SOCHI, Russia —Jason Brown met Evgeni Plushenko at an Olympic practice, and the Russian great said he was a big fan of the American teen.
Brown, the University of Colorado at Colorado Springs freshman who bubbles with enthusiasm even in the most mundane of conversations, recounted his reaction as: "What?! No, no, no, I'm such a huge fan of yours."
Brown isn't sure how Plushenko knows about him, but it's very possible he's one of the more than 3.8 million hits on the YouTube video of the 19-year-old's free skate at the U.S. Championships. Brown will do the program again Friday at the Sochi Games, and if he can match that electric performance from Boston last month, he just could win an Olympic medal.
The men's free program started at 8 a.m. MST. Brown, sixth after the short program, will skate last of the 24 skaters Friday.
On the day the 31-year-old Plushenko made his exit from the sport, withdrawing before his short program because of an injured back, the future had already arrived. Another 19-year-old, Japan's Yuzuru Hanyu, was the best skater on the ice, seizing first place with a record-setting score Thursday.
Brown isn't yet in Hanyu's area code, but he made the most of his repertoire. He doesn't do a quad jump, supposedly a necessity for an Olympic medal these days. And yet he's less than a point out of third place in a packed race for bronze.
All the other contenders for bronze do quads, and they're more experienced than Brown, who is in his first season competing internationally at the senior level.
But as he proved Thursday, that's no guarantee they'll finish ahead of him. His short program to Prince's "The Question of U" was a primer on how he can still rack up so many points. His intricate footwork meshes perfectly with every note, his spins are exquisite. In his purple shirt with Prince's "love symbol" in rhinestones on the back, he could have been the pop star onstage connecting with the fans in the stadium's back row.
When Denis Ten and Javier Fernandez, the silver and bronze medalists at last year's world championships, and reigning Olympic bronze medalist Daisuke Takahashi all made mistakes after him, Brown was squarely in the mix with a personal-best 86.00 points.
Hanyu leads with 101.45 points, while three-time world champ Patrick Chan is second with 97.52. Takahashi, Germany's Peter Liebers, France's Brian Joubert and China's Yan Han also are all within 1.32 points of Fernandez's third-place score of 86.98.
So once again it comes down to Brown's free skate to music from "Riverdance." That performance at nationals earned him a spot on the Olympic team when he moved up to second — and it made him a social media sensation.
An unknown outside the figure skating community before the U.S. Championships, Brown suddenly had TV cameras at his rink every day.
"I kept reiterating, 'I want to do what I train; I want to go out there and stay calm,'" Brown said. "That practice of being so mentally in check and having the same questions be asked over and over again with the media, I think that's really helped.
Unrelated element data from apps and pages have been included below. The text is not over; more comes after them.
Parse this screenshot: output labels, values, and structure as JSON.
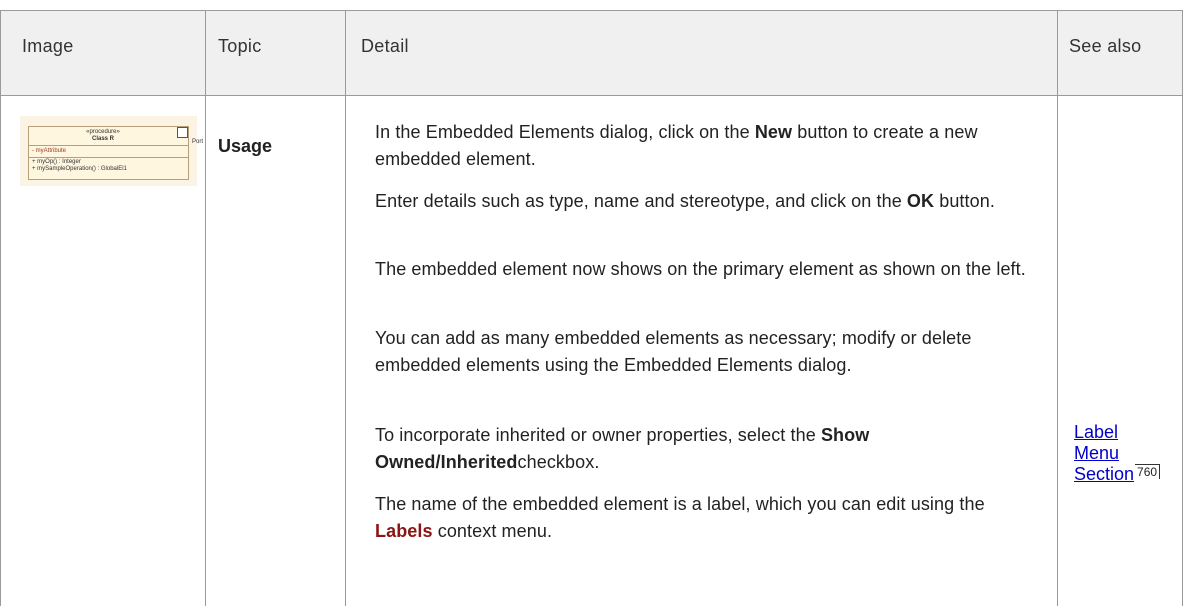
{
  "headers": {
    "image": "Image",
    "topic": "Topic",
    "detail": "Detail",
    "see_also": "See also"
  },
  "row": {
    "topic": "Usage",
    "thumbnail": {
      "stereotype": "«procedure»",
      "class_name": "Class R",
      "attribute": "-   myAttribute",
      "operation_1": "+   myOp() : Integer",
      "operation_2": "+   mySampleOperation() : GlobalEl1",
      "port_label": "Port"
    },
    "details": {
      "p1_a": "In the Embedded Elements dialog, click on the ",
      "p1_b": "New",
      "p1_c": " button to create a new embedded element.",
      "p2_a": "Enter details such as type, name and stereotype, and click on the ",
      "p2_b": "OK",
      "p2_c": " button.",
      "p3": "The embedded element now shows on the primary element as shown on the left.",
      "p4": "You can add as many embedded elements as necessary; modify or delete embedded elements using the Embedded Elements dialog.",
      "p5_a": "To incorporate inherited or owner properties, select the ",
      "p5_b": "Show Owned/Inherited",
      "p5_c": "checkbox.",
      "p6_a": "The name of the embedded element is a label, which you can edit using the ",
      "p6_b": "Labels",
      "p6_c": " context menu."
    },
    "see_also": {
      "link_line1": "Label",
      "link_line2": "Menu",
      "link_line3": "Section",
      "page_ref": "760"
    }
  },
  "colors": {
    "header_bg": "#f0f0f0",
    "grid": "#9a9a9a",
    "link": "#0000cc",
    "context_menu": "#8b1414"
  }
}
When I come here, the cameras aren't daunting."
The cameras will be all over him Friday if he takes the ice with an Olympic medal in reach.